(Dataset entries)
* * * * *

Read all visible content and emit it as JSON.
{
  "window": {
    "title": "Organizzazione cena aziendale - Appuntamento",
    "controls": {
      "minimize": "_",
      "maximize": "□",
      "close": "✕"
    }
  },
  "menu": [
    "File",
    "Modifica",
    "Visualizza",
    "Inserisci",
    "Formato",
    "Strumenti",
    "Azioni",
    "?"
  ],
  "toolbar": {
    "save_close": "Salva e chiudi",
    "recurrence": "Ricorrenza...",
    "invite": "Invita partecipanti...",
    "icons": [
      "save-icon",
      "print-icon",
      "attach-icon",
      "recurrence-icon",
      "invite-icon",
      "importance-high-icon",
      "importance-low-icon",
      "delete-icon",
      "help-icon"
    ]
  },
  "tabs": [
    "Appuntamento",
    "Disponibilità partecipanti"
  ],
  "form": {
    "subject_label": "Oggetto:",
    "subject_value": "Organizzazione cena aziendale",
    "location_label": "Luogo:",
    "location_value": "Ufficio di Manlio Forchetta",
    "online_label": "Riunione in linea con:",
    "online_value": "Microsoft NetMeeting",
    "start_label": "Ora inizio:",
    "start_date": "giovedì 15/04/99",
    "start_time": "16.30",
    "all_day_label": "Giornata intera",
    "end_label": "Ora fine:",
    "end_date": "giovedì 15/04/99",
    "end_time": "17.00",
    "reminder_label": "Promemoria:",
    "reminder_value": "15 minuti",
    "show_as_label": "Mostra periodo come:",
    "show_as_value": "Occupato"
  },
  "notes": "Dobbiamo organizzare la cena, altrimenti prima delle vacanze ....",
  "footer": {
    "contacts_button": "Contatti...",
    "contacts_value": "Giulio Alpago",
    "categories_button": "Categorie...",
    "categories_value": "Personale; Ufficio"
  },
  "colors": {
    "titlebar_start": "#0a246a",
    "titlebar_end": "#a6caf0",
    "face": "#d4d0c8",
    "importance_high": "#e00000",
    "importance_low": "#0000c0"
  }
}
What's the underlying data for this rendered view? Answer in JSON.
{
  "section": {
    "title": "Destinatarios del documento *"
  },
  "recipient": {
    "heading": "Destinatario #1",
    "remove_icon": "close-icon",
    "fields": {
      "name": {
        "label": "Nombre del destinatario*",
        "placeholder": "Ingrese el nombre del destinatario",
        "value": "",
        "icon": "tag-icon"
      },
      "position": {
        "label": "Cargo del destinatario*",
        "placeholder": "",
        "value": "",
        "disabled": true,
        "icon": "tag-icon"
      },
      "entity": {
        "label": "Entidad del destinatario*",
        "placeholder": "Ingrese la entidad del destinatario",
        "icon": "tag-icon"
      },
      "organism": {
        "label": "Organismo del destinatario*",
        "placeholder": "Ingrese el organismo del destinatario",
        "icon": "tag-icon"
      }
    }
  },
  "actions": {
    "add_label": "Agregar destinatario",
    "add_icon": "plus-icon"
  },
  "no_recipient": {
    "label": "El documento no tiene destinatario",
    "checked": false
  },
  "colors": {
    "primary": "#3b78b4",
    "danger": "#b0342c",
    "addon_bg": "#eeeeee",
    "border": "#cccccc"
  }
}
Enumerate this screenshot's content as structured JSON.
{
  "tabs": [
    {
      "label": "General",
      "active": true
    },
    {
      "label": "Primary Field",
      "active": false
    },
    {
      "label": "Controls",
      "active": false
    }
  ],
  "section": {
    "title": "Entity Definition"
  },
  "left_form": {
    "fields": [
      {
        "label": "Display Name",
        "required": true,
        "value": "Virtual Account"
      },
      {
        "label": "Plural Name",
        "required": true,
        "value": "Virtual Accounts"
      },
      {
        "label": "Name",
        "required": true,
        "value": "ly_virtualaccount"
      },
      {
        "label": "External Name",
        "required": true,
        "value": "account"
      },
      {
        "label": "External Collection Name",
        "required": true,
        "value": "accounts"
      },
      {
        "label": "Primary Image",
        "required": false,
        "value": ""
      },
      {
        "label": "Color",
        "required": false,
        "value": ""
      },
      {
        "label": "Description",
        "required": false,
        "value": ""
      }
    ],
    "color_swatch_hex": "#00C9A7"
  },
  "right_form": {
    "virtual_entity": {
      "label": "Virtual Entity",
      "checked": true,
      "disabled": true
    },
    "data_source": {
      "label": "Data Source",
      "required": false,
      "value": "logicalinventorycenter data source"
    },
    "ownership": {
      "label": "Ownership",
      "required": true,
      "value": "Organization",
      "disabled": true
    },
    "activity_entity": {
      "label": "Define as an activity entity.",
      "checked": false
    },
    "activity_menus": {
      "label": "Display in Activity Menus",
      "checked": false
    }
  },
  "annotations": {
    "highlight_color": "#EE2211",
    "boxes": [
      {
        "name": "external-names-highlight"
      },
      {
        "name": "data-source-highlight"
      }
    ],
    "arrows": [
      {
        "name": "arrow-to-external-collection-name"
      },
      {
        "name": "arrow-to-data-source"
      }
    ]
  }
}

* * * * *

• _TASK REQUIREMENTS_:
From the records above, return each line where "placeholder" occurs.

• _ANSWER TO THIS EXERCISE_:
        "placeholder": "Ingrese el nombre del destinatario",
        "placeholder": "",
        "placeholder": "Ingrese la entidad del destinatario",
        "placeholder": "Ingrese el organismo del destinatario",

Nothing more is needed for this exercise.